A 36‐year‐old white man presented with a 4‐week history of palpitations, presyncope, and progressive dyspnea on exertion. He reported a significant decrease in his exercise tolerance over the last few months. Family history was significant for congestive heart failure in his father at age 56. Physical exam revealed a heart rate of 100 with a irregularly irregular rhythm. Blood pressure was 120/82. Serial cardiac biomarkers were within normal limits. Chest x‐ray was benign. An electrocardiogram revealed atrial fibrillation with rapid ventricular response. Transthoracic echocardiography showed an ejection fraction (EF) of 15% with severe global hypokinesis of the left ventricle with severe diastolic dysfunction. The left ventricle showed deep trabeculae and intertrabecular recesses in the inferolateral, anterior, middle, apical septum, and apex. Color Doppler showed blood flow within intertrabecular recesses. Findings were consistent with the diagnosis of noncompaction cardiomyopathy. Beta‐blockers were started for rate control, and anticoagulation with warfarin was initiated for prevention of thromboembolism.
Ventricular noncompaction is a rare form of a genetic car‐diomyopathy. It is an example of a pathological arrest in myocardial development characterized by a hypertrabeculated, thick myocardium with several intercommunicating recesses. Prevalence in the adult population is about 1 in 2000. Clinically patients present with heart failure symptoms including dyspnea, poor exercise tolerance in young people, lower‐extremity edema, and rarely with ventricular or atrial arrhythmias such as ventricular tachycardia, bundle branch block, Wolf‐Parkinson‐White syndrome, or atrial fibrillation. Transthoracic echocardiography is the modality of choice for diagnosis. Most commonly Stöllberger criteria are used to diagnose this condition: (1) more than 3 anatomically confirmed trabeculations within 1 imaging plane, apical to the insertion of the papillary muscles; (2) visualization of intertrabecular recesses perfused from the ventricular cavity on color Doppler imaging.

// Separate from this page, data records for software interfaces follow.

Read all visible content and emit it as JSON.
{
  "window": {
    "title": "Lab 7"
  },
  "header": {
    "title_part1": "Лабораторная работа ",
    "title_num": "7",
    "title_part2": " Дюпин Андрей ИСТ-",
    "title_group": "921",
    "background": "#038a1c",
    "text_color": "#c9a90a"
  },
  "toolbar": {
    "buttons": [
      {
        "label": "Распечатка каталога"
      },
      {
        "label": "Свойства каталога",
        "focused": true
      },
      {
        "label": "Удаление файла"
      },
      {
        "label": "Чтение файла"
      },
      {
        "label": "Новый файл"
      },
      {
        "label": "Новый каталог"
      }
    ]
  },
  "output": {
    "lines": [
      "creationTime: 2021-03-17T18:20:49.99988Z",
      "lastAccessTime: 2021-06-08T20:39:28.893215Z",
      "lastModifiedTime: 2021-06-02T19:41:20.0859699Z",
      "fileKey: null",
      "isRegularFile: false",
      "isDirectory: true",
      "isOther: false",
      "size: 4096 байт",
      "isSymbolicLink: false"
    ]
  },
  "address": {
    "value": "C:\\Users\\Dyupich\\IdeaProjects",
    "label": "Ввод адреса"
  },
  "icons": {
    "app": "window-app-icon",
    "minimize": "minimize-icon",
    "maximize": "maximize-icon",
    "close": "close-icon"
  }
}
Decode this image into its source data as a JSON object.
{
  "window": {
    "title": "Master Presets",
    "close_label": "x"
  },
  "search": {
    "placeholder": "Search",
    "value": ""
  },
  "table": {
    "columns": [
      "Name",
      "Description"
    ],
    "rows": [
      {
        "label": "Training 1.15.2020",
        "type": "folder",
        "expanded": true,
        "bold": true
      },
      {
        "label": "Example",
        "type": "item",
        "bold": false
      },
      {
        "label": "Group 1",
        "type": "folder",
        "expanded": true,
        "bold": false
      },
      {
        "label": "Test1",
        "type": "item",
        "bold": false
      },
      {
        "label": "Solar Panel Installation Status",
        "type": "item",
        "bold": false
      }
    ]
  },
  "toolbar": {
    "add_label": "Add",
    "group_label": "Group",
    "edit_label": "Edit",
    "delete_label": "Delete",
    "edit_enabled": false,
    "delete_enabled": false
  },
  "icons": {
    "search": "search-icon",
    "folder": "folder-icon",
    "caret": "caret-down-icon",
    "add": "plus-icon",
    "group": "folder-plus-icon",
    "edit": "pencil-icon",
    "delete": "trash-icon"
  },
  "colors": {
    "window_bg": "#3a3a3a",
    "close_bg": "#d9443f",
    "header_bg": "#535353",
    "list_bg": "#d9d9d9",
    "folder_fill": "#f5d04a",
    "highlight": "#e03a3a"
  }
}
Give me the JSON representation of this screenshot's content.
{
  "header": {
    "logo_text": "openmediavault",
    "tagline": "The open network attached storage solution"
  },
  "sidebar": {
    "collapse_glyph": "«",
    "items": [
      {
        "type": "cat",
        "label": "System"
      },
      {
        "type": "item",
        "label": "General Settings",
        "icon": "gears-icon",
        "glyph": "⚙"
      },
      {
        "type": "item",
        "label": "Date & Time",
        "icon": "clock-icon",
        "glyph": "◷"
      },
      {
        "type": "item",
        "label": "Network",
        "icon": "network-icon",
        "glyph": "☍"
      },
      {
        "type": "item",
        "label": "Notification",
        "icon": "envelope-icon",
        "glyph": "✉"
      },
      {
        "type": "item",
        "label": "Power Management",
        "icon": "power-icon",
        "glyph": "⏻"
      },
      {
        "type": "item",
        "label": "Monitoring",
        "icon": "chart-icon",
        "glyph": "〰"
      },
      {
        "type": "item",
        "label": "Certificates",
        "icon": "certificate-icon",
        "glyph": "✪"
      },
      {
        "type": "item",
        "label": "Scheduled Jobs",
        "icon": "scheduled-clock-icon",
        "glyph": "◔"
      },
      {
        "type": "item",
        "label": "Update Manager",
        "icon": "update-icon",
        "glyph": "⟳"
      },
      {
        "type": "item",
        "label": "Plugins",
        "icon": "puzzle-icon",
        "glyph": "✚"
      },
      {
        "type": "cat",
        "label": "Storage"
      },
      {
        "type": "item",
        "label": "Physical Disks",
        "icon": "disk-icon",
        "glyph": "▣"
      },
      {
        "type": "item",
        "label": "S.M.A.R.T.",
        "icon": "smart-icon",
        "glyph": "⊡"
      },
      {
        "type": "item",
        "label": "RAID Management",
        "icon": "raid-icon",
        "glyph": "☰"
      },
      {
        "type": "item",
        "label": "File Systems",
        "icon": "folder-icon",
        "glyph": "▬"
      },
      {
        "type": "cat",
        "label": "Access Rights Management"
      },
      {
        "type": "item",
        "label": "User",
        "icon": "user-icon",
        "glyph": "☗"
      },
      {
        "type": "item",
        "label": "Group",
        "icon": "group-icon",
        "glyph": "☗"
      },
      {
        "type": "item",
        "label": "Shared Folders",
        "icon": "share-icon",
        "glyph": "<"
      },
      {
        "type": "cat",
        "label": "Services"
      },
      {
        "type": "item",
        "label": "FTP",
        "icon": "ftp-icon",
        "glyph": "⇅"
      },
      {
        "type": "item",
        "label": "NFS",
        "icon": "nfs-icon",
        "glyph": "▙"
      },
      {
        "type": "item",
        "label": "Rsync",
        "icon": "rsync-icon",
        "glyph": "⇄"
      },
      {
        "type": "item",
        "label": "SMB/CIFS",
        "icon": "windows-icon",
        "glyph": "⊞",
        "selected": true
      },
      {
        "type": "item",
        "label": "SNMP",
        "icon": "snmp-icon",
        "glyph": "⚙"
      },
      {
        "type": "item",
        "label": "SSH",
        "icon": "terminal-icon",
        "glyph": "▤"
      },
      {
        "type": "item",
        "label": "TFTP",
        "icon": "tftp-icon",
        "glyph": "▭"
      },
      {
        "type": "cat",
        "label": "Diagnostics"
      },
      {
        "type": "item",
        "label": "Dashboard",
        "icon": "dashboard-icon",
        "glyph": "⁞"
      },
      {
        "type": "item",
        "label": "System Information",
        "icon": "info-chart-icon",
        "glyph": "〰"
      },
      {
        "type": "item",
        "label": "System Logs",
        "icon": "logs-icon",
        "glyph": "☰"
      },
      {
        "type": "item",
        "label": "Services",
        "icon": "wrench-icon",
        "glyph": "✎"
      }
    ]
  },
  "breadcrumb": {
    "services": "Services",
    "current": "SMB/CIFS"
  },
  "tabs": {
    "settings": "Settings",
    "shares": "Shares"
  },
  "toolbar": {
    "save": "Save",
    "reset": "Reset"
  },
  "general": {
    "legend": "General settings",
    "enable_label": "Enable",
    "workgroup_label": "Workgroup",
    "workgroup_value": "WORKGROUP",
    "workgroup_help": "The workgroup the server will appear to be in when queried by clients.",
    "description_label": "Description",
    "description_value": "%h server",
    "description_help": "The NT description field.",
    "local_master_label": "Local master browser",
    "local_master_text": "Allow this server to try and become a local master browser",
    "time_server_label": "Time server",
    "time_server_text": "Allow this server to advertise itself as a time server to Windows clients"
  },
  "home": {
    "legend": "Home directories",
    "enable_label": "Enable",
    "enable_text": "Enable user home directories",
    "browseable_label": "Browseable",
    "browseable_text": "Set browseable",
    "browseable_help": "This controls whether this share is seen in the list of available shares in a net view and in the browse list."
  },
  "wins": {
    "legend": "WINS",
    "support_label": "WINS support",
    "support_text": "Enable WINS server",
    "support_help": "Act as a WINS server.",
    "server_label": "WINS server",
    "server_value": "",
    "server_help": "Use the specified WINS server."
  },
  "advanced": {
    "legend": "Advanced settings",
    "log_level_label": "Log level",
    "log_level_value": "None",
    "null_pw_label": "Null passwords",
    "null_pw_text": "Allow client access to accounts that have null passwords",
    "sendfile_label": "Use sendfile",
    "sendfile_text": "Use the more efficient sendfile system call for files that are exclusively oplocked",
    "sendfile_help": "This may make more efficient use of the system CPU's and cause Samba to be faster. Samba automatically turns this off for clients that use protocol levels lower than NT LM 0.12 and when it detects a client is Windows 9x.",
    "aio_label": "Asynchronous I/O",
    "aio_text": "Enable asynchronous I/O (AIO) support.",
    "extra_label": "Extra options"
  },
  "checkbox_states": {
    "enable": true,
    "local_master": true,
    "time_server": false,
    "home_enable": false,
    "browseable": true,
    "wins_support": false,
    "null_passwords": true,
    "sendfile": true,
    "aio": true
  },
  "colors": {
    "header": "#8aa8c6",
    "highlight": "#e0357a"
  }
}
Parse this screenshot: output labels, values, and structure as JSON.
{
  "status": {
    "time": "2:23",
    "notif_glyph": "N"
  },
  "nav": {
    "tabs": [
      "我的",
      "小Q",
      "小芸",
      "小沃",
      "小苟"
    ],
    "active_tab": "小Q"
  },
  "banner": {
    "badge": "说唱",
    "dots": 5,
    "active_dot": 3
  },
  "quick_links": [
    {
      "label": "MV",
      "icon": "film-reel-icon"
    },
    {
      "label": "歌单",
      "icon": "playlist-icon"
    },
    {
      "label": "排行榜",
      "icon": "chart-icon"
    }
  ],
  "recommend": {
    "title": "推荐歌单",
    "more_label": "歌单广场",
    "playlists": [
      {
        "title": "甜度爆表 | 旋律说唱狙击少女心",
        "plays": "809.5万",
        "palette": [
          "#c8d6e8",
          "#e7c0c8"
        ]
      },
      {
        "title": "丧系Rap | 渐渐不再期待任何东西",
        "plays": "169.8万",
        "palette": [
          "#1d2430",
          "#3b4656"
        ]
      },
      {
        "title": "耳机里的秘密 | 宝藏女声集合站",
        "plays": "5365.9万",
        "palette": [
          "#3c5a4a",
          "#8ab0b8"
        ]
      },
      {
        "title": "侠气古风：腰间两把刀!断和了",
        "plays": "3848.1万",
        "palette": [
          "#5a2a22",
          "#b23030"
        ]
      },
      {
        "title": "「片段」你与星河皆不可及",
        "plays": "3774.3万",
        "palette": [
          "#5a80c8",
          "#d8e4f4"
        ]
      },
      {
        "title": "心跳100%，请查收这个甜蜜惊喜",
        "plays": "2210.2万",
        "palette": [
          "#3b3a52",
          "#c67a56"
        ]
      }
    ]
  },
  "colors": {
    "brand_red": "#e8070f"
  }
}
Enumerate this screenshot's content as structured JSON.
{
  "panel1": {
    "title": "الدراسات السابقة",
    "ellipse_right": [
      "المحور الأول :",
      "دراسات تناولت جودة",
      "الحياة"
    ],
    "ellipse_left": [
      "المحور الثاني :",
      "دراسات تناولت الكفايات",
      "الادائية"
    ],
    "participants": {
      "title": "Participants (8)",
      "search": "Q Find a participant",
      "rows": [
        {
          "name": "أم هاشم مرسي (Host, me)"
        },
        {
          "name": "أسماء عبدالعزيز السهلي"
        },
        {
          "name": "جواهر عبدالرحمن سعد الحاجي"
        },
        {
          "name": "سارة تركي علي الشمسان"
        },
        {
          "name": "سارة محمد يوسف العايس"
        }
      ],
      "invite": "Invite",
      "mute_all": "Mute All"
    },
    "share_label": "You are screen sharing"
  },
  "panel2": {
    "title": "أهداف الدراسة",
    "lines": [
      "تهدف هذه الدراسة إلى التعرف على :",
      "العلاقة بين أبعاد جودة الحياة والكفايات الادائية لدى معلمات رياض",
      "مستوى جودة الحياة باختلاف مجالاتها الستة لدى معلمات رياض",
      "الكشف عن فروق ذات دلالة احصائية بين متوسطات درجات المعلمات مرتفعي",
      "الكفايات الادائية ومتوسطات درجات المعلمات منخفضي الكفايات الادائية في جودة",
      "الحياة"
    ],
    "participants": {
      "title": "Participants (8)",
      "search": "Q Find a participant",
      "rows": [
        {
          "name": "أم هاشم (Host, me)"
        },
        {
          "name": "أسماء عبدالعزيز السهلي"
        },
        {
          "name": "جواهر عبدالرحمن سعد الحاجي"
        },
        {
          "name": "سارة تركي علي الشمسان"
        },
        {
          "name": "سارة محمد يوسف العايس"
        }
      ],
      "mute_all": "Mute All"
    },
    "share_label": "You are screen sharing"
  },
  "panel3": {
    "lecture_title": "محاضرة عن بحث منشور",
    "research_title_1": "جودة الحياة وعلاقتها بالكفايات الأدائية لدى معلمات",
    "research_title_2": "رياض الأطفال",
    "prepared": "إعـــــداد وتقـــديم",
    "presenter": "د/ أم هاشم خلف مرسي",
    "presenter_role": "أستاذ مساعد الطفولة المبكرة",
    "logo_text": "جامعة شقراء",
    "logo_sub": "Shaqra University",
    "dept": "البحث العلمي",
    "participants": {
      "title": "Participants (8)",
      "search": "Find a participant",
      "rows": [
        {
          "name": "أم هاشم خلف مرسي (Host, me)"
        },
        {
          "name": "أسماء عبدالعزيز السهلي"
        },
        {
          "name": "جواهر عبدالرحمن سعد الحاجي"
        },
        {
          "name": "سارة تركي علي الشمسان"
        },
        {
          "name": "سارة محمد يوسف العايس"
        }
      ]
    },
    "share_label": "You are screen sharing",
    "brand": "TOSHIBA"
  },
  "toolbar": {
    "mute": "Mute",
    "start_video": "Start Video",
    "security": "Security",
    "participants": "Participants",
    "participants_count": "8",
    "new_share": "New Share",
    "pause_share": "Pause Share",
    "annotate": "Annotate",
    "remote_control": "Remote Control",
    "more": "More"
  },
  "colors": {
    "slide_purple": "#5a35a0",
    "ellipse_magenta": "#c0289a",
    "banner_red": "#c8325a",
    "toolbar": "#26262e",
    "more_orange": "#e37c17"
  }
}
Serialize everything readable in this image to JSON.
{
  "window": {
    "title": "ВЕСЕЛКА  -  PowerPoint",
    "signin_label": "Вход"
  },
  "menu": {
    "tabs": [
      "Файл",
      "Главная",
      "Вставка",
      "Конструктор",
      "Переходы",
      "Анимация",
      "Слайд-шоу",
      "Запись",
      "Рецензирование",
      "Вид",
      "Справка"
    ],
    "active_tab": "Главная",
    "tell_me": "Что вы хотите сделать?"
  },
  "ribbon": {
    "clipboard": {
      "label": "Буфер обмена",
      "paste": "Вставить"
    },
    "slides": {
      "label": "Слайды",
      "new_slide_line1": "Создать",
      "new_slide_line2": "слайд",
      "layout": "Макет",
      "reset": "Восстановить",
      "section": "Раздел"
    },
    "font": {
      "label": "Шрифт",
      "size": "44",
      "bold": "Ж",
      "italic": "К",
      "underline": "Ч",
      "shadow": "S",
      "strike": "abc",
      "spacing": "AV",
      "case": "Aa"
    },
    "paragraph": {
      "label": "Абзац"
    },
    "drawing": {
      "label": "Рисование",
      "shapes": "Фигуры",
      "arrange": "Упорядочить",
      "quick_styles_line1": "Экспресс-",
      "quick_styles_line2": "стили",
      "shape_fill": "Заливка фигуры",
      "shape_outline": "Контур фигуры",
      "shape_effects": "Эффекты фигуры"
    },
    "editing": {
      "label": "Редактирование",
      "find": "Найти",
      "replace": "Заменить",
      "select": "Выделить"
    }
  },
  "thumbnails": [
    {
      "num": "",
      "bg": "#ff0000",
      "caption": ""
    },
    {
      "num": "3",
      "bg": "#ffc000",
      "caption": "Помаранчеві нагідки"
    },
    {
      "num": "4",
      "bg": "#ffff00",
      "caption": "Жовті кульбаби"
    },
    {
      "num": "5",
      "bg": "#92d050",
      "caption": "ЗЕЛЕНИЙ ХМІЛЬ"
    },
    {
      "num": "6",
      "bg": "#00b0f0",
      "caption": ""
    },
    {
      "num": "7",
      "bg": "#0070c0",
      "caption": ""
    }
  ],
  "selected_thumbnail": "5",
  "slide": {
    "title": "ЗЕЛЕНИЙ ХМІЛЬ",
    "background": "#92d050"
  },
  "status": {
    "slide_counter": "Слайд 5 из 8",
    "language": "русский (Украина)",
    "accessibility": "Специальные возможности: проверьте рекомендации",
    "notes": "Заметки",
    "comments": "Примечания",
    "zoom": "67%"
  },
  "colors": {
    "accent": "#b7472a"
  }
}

Atrial fibrillation in noncompaction cardiomyopathy is a rare complication. The clinical course can be worsened by clot formation in intertrabecular recesses. There are no randomized studies regarding the usage of anticoagulation in these patients. However, consensus among cardiovascular physicians suggests use of warfarin in these patients because of the increased risk of clot formation in the trabecular recesses in atrial fibrillation patients. Goal INR recommendations are between 2.0 to 3.0. The oral anticoagulation should also be considered in patients with a prior history of embolic phenomenon, confirmed left ventricular thrombi, or severely impaired left ventricular systolic function, but should not be routinely administered to all if asymptomatic.
S. Arora ‐ none; D. Bhatt ‐ none; A. Kumar ‐ none
To cite this abstract:Arora S, Bhatt D, Kumar A. Atrial Fibrillation in Noncompaction Cardiomyopathy: A Rare Complication of an Unusual Syndrome. Abstract published at Hospital Medicine 2011, May 10-13, Dallas, Texas. Abstract 232. Journal of Hospital Medicine. 2011; 6 (suppl 2). https://www.shmabstracts.com/abstract/atrial-fibrillation-in-noncompaction-cardiomyopathy-a-rare-complication-of-an-unusual-syndrome/. Accessed January 26, 2020.